Influence Is Everywhere: February 2014

Influence in the news

Spent some time the other day reading February 3—9 edition of BusinessWeek, and was struck (once again) with the reality that the desire to influence others is everywhere! And I won’t even comment on the low hanging fruit that is Super Bowl advertising.

One article is titled “A Farm Bill Only a Lobbyist Could Love,” talks about 350 companies spending $150 million on Senate farm bill lobbying in 2013. Yikes. Reciprocity? Bribery? You decide! “In the past, lobbyists armed with millions of dollars might have expected to walk away from the fight with fistfuls of special tax breaks and other incentives. This time the goal was merely to keep their pet programs from getting cut to the quick.”

In our class, Influence Without Authority, we talk about building trust, which increases credibility, and is directly related to the amount of influence you have with others.
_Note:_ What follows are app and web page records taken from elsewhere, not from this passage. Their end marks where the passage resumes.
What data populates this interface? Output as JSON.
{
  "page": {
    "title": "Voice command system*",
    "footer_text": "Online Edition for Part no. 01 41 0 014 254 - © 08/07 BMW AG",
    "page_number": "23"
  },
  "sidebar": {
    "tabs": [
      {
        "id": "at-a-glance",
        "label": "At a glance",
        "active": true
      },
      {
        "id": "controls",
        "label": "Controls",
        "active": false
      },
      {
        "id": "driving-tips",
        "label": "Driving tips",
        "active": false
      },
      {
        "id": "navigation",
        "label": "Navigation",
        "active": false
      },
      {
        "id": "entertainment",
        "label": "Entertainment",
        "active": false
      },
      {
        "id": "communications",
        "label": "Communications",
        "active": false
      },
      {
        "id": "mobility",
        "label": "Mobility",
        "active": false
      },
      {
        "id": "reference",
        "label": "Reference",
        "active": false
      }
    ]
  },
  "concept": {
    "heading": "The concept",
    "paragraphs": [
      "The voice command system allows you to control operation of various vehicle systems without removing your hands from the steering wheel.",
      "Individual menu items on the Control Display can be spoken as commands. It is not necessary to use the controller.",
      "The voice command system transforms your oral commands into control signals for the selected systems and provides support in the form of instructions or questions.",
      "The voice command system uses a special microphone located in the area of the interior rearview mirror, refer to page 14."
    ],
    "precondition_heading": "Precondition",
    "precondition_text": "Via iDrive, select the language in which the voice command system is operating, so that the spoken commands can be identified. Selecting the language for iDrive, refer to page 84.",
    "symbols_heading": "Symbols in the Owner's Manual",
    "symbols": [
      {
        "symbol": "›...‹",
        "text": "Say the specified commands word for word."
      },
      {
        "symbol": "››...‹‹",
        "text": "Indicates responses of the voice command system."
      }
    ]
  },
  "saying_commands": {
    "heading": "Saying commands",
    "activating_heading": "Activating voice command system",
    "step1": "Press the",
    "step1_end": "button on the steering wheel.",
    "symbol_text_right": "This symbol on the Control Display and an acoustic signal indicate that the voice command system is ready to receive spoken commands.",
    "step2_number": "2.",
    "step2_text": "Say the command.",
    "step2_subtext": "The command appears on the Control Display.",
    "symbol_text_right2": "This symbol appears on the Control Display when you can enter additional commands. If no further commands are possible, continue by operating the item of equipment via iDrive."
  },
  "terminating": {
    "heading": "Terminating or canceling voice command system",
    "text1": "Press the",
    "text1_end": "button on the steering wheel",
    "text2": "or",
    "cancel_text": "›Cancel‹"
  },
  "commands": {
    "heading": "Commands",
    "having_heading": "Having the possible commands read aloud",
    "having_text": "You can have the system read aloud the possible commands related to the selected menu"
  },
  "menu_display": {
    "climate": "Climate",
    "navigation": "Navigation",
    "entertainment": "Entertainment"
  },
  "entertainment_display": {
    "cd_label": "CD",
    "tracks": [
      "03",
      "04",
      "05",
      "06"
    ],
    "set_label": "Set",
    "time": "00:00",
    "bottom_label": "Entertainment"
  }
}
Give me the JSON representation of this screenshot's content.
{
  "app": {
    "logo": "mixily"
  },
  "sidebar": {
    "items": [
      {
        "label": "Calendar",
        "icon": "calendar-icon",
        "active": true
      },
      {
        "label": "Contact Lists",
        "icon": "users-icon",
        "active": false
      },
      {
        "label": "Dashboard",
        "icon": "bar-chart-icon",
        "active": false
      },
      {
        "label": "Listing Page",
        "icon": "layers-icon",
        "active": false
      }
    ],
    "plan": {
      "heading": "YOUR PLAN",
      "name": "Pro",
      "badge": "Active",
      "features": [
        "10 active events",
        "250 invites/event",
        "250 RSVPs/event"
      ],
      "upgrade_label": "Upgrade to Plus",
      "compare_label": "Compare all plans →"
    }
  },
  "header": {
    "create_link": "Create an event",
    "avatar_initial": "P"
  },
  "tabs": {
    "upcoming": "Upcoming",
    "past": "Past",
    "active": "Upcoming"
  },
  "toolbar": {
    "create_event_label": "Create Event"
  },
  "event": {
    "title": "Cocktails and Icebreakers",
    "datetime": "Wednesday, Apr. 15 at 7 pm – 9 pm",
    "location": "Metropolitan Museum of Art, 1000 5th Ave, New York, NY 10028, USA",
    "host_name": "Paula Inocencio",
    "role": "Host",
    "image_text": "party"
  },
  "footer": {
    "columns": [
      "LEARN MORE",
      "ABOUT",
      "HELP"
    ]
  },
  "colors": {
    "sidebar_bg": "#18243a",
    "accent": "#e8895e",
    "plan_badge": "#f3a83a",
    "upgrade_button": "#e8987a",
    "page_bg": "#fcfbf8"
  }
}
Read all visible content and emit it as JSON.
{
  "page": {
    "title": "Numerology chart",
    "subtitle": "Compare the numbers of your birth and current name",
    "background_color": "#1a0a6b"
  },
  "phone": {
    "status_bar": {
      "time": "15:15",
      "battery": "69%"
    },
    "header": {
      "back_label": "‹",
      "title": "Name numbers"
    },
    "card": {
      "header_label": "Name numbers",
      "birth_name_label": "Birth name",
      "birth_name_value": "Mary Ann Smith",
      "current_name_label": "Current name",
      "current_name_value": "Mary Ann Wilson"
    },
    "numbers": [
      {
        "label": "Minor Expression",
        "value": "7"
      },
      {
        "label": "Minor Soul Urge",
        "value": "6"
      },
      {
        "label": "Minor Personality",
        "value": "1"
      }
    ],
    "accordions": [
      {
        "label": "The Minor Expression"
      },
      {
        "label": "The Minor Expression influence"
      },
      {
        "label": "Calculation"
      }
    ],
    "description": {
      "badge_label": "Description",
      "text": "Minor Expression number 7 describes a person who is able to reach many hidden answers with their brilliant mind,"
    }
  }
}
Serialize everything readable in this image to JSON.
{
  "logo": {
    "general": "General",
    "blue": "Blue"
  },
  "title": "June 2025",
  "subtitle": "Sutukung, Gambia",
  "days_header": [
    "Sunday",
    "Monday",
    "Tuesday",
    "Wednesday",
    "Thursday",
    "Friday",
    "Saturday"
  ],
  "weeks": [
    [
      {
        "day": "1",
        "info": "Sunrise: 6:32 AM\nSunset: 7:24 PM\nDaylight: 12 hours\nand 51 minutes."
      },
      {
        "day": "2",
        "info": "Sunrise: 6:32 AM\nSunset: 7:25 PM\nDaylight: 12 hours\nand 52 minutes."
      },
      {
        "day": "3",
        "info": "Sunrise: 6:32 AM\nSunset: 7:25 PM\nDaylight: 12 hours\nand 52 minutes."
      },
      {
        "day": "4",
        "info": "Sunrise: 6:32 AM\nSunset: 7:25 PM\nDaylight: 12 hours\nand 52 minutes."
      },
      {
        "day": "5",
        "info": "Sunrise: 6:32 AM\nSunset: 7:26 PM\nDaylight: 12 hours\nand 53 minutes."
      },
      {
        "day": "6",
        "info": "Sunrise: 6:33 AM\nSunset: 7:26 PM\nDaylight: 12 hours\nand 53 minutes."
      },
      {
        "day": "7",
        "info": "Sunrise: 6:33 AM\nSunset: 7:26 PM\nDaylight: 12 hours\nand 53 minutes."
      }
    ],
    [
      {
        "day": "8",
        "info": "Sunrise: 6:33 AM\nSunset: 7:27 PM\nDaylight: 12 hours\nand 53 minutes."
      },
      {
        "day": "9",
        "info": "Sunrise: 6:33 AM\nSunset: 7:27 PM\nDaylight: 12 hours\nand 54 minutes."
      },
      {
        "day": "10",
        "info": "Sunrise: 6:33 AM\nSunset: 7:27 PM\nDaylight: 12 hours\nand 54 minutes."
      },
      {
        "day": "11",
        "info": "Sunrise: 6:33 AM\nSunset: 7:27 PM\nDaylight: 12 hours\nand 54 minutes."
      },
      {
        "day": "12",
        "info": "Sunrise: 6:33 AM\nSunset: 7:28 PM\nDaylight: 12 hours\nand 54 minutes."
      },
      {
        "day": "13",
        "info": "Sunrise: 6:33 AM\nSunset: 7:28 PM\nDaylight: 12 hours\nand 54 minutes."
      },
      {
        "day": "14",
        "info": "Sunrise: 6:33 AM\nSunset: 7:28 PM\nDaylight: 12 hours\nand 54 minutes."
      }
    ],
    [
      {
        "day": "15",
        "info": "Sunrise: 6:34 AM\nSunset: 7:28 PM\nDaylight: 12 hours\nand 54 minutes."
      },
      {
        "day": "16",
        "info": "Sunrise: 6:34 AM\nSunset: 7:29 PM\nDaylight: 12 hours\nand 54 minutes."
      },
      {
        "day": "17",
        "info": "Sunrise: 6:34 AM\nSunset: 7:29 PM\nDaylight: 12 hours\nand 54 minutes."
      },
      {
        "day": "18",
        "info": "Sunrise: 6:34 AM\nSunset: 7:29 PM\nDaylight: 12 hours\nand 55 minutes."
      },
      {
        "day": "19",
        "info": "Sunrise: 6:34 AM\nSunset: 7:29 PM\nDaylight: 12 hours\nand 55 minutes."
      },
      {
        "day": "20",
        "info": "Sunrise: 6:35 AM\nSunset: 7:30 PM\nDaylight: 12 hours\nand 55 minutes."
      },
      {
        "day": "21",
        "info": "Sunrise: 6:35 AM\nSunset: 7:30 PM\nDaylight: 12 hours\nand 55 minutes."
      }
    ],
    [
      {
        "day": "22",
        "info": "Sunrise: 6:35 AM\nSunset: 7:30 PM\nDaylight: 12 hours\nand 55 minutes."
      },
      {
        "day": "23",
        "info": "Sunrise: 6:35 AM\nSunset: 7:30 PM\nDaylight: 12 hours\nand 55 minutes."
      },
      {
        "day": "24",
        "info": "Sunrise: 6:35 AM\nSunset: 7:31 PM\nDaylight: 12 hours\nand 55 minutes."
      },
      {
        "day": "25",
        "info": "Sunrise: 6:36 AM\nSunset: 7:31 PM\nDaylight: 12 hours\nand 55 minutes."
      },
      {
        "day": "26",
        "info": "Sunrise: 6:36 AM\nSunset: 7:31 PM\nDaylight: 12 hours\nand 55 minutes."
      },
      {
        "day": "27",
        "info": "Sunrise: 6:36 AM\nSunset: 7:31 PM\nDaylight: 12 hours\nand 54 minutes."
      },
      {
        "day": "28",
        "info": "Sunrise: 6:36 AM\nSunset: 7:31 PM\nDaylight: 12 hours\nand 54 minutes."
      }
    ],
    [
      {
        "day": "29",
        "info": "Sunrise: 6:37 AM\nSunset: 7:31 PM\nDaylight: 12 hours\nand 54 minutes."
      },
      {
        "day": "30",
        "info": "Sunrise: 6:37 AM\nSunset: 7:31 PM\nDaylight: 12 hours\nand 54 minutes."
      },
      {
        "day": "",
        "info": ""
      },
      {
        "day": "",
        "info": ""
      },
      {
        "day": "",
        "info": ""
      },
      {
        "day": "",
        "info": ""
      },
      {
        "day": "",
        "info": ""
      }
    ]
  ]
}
One way to build trust is to be accountable, particularly when things don’t go well and how apologies impact credibility in a good way.

The next article I'll mention was about a major university attempting to minimize an academic corruption scandal—apparently it’s bad to change (an estimated 500) grades without authorization or to offer class credit for (“hundreds of”) fictitious classes in order to keep athletes eligible for their sports. “Eight campus officials have either been fired or resigned under pressure…the executive vice chancellor and provost travelled to New York to meet with Bloomberg Businessweek. ‘Horrible things happened that I’m ashamed of’…Yet at the same time [he] expressed contrition for the scandal, he continued to attack the person who brought [this series of violations] to light.” This kind of defeats the purpose and impact of the Mea Culpa!

Another article explains why MillerCoors has come out with a new beer named Miller Fortune. “With a malty, complex flavor hinting at bourbon,” this brew is intended to be sipped on ice, like spirits. Since 1999, the hard liquor manufactures have taken 6% of US market share away from beer makers. MillerCoors’ head of innovation commented, “We asked, ‘How would Jack Daniel’s or Maker’s Mark do a beer and why?’” If imitation is the most sincere form of flattery, this would be social proof, which says that we learn how to act by observing the behaviors of others. Historically, beer companies have done all sorts of things to create influence, both differentiating their products and showing their products in a unique light. Freshness dating is an example; the logo that changes colors when it’s cold; the wide mouth can; the can with the key-hole punch that makes it flow faster or slower out of the can; AND NOW…the screw top beer, because you’re going to cap it until tomorrow to finish it. Really?

Finally, right after the beer as booze article, comes one about Sony Music Entertainment, hoping the get a bump in music sales by focusing on jazz. There’s an accompanying graph showing that as a percentage of albums sold, jazz has dropped from about 3.5% (15 million units) to close to 2% (3 million units). As a result of this, most music labels are dropping jazz from their line-ups. Sony hopes that be being one of the few music companies willing to promote jazz (records, discs and downloads), more people will be attracted, and purchase other music forms while shopping for jazz. That’s scarcity—people put more value on items that are less available.

Then, there’s BMW building bobsleds for Team USA, but that’s low hanging fruit as well. Influence is everywhere. Open your eyes and you’ll see it. Better yet, create a plan and get some for yourself!

Joe Friedman highlights the four major components of influence in a broad overview of the skills and types of information participants in the Influence Without Authority course learn.